To boot, it features what are arguably the best Star Wars battle sequences yet, bringing the spirit of the old properly into the age of modern special effects. This movie wanted to place us firmly in the trenches and show us the D-Day of the Rebellion/Empire conflict. On this front, it delivered spectacularly.
So what could go wrong? The problem with Rogue One is that for all the film’s great ideas, for all the great atmosphere and spectacle, the film’s characters—always the audience’s portal into a story—never quite set right into an emotionally cohesive spine. The film leaps around lightyears, planet to planet, one place to the next, fragmenting into disarray and leaving its characters desperate to catch up. Jyn Erso goes from an apathetic small-time crook to the sole advocate of keeping the Rebellion from absolute surrender. This change feels sudden and dramatic. There is not much of hero’s journey here for her character, or if there is, its path is paved with nebulous emotional exchanges.
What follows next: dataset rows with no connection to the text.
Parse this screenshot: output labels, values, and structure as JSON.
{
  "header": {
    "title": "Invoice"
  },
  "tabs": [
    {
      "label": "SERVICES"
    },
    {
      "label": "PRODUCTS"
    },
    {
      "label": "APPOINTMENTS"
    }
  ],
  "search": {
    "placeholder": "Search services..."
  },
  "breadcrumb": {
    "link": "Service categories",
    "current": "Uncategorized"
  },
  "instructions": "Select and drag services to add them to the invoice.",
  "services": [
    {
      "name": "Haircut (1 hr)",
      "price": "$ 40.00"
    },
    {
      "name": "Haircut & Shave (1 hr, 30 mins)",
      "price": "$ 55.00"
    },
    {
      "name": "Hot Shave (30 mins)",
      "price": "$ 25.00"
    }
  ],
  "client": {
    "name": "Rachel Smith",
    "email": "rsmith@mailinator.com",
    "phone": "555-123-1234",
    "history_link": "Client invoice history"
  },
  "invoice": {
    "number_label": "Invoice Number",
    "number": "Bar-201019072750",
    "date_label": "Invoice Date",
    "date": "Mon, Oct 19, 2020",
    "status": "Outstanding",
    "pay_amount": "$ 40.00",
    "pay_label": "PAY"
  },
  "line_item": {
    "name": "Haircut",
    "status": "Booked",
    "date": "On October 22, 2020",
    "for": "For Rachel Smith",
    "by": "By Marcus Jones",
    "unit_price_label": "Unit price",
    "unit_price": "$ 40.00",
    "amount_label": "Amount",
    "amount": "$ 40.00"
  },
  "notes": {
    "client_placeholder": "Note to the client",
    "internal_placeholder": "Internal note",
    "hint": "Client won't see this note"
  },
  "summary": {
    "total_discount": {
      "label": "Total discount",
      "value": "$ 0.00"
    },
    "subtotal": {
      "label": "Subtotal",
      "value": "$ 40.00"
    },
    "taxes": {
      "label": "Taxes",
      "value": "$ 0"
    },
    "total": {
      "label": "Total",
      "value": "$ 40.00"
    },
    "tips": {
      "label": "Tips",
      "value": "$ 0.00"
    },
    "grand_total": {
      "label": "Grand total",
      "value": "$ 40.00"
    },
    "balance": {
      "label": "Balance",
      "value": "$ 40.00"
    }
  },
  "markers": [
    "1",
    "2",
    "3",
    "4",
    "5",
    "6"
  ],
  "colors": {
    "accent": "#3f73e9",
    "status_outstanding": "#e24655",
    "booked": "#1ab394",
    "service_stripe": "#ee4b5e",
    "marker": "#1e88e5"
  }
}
The characters all have their moments, but the drama often feels limited to a scene-by-scene basis; characterizations that appear of some import to the story often don’t go anywhere. For instance, Cassian Andor (Diego Luna) is a darker rebel operative than we’ve seen before. A spy and an assassin for the Alliance, his inner moral turmoil is captured quite well by the actor and brought to the surface at one juncture in the film, but peters out as the film progresses to its climax.
Similarly, Saw Gerrera, a rebel too violent for the Alliance, presented an opportunity to portray the Colonel Kurtz of a galaxy far, far, away. But the character is never given a moment to really shine, despite the wonderful gravitas of Forest Whitaker. He seems like the vestige of an idea, rather than a player in a solidified story.
Then there is the film’s villain, Director Krennic (Ben Mendelsohn), who is constantly having to fight being upstaged by the presence of other iconic Star Wars villains, such as a CGI’d Peter Cushing as Governor Tarkin, and even Darth Vader himself. Krennic is, again, a good idea, with a good actor to back, but the story just doesn’t maximize the potential.
The film is, of course, the product of significant re-shoots at the behest of executives, the official story on which is that no alterations were made to the tone of the film’s original cut. Films do in fact often go through such re-shoots; it’s part of the process. The Force Awakens also had to do re-shoots. Still, one wonders whether these scripts are being given enough time in the oven, or if they are rolling cameras on what amount to first drafts. Underdevelopment aside, I hope Rogue One is immensely successful, as it contained a much needed spirit of creativity and something different, which I hope the Star Wars franchise can carry forward into the future.